But mostly it seems the Chinese government are working hardest to live up to their stereotype. For example, the Communist Party Tibet Daily described the protesting monks as "Loyal running dogs of the Dalai Clique." You'd know if someone from the Tibet Daily got a job on the Shepton Mallet Gazette, because the articles would begin "On Saturday there was a demonstration by pensioners who object to the proposed closure of the sub-post office in Wickton Street.
"It was organised by proprietor Mrs Henderson, a poisonous feudal decaying rat, lickspittle bourgeois stooge of her stamp-peddling reactionary camel-dung husband, the so-called Mister Henderson."
Similarly, if the Communist Party chief in Tibet was seriously trying to persuade neutrals of his case, he might not have referred to the Dalai Lama as "A devil with a human face, but the heart of a beast." To be fair, this sort of language might be what's needed to liven up political debate in this country. Then on Question Time, Dimbleby could say: "So Frank Dobson says you're a devil with a human face and the bowels of a hyena – how do you respond to that, Shirley Williams?"
The Chinese government's claim that the situation in Tibet amounts to random criminal violence, which the military are trying to deal with calmly, might be open to question, given that one side is protected by armoured vehicles and the other side is protected by loose-fitting silky orange cloth. Maybe the Tibet Daily will inform its readers: "Kindly policemen faced further anarchy yesterday when batty Buddhists tried to DAZZLE them with their blinding robes. A spokesman said: 'We had no choice but to open fire. Some of them had gongs, and if they'd started using them as frisbees who knows WHAT damage they'd have done?'"
The Chinese government may add its flourishes to its justification for brutality, but in general the language is familiar. It's similar to the line put forward by any empire when faced with an uprising: "an anarchic minority, opposed to progress, funded by outsiders" and so on. Back in the days of the Cold War, this type of scenario led to the most splendid hypocrisy, such as Western leaders cheering heroic trade unionists in communist Poland but supporting the army that was murdering heroic trade unionists in capitalist Chile. But there was another infuriating side to that situation, which is that most people who considered themselves "on the left" had an affection for the communist countries. Speaking to them about some vile dictator in Eastern Europe was like talking to a woman who insists on going out with a grotesque bloke. You'd say "Can't you see – he starves his population and there's no free speech and he puts dissidents in gulags," and they'd reply "Aah but you don't see the gentle caring side of him like I do."
Then they'd cheer heroic trade unionists in capitalist Chile but support the army that was murdering heroic trade unionists in communist Poland.

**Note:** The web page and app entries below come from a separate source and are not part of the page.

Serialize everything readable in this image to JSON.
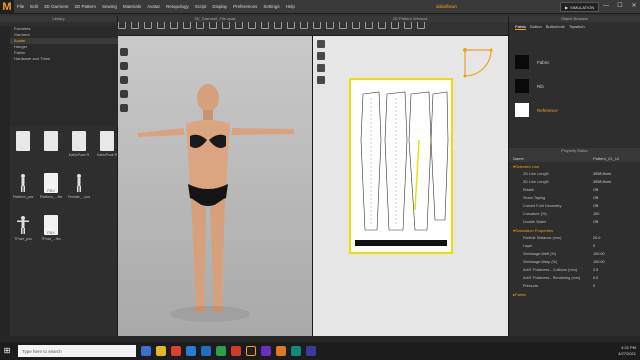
{
  "menubar": {
    "logo": "M",
    "items": [
      "File",
      "Edit",
      "3D Garment",
      "2D Pattern",
      "Sewing",
      "Materials",
      "Avatar",
      "Retopology",
      "Script",
      "Display",
      "Preferences",
      "Settings",
      "Help"
    ],
    "user": "dddallstart",
    "sim_button": "SIMULATION",
    "window_controls": [
      "—",
      "☐",
      "✕"
    ]
  },
  "library": {
    "title": "Library",
    "tree": [
      "Favorites",
      "Garment",
      "Avatar",
      "Hanger",
      "Fabric",
      "Hardware and Trims"
    ],
    "active_index": 2,
    "files": [
      {
        "label": "",
        "type": "folder"
      },
      {
        "label": "",
        "type": "folder"
      },
      {
        "label": "KabloPose R",
        "type": "folder"
      },
      {
        "label": "KabloPose R",
        "type": "folder"
      },
      {
        "label": "Platform_pos",
        "type": "avatar"
      },
      {
        "label": "Platform_...fbx",
        "type": "fbx"
      },
      {
        "label": "Female_...pos",
        "type": "avatar"
      },
      {
        "label": "",
        "type": "empty"
      },
      {
        "label": "TPose_pos",
        "type": "avatar"
      },
      {
        "label": "TPose_...fbx",
        "type": "fbx"
      }
    ]
  },
  "view3d": {
    "title": "3D_Garment_File.zpac"
  },
  "view2d": {
    "title": "2D Pattern Window"
  },
  "object_browser": {
    "title": "Object Browser",
    "tabs": [
      "Fabric",
      "Button",
      "Buttonhole",
      "Topstitch"
    ],
    "items": [
      {
        "name": "Fabric",
        "color": "#0a0a0a"
      },
      {
        "name": "Rib",
        "color": "#0a0a0a"
      },
      {
        "name": "Reference",
        "color": "#ffffff"
      }
    ],
    "selected_index": 2
  },
  "property_editor": {
    "title": "Property Editor",
    "name_label": "Name",
    "name_value": "Pattern_01_12",
    "sections": [
      {
        "heading": "Selected Line",
        "rows": [
          {
            "label": "2D Line Length",
            "value": "3958.9mm"
          },
          {
            "label": "3D Line Length",
            "value": "3958.9mm"
          },
          {
            "label": "Elastic",
            "value": "Off"
          },
          {
            "label": "Seam Taping",
            "value": "Off"
          },
          {
            "label": "Curved Fold Geometry",
            "value": "Off"
          },
          {
            "label": "Curvature (%)",
            "value": "100"
          },
          {
            "label": "Double Sided",
            "value": "Off"
          }
        ]
      },
      {
        "heading": "Simulation Properties",
        "rows": [
          {
            "label": "Particle Distance (mm)",
            "value": "20.0"
          },
          {
            "label": "Layer",
            "value": "0"
          },
          {
            "label": "Shrinkage-Weft (%)",
            "value": "100.00"
          },
          {
            "label": "Shrinkage-Warp (%)",
            "value": "100.00"
          },
          {
            "label": "Add'l Thickness - Collision (mm)",
            "value": "2.5"
          },
          {
            "label": "Add'l Thickness - Rendering (mm)",
            "value": "0.0"
          },
          {
            "label": "Pressure",
            "value": "0"
          }
        ]
      },
      {
        "heading": "Fabric",
        "rows": []
      }
    ]
  },
  "taskbar": {
    "search_placeholder": "Type here to search",
    "time": "4:32 PM",
    "date": "4/27/2021"
  },
  "colors": {
    "accent": "#f0a020",
    "pattern_border": "#e8e000",
    "panel_bg": "#2e2e2e",
    "viewport_bg": "#c9c9c9"
  }
}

So yesterday, with a touching hint of nostalgia, the Communist Party paper the Morning Star told us anyone who supported the Dalai Lama was "A fool or a rogue," and the fact that there have been riots in several cities "is evidence they were put up to it by someone", and suggests "someone who had fundamentalist power over these people." So Tibetans are defying a powerful army because they've been brainwashed by a 72-year-old with glasses who presumably chants his orders up a mountain, and as they echo round the valleys his followers stare into the distance and say robotically "Orders – from – master – must – get – crushed – by –tank."
The marvellous modern twist, however, is that now Western leaders and Rupert Murdoch want to be friends with the Communist leaders of China as well. What a feel-good story it is, communists and captalists finally settling their differences, and realising they have so much in common, such as the desire to shoot teenagers protesting for freedom – and all in the name of freedom.Reuse content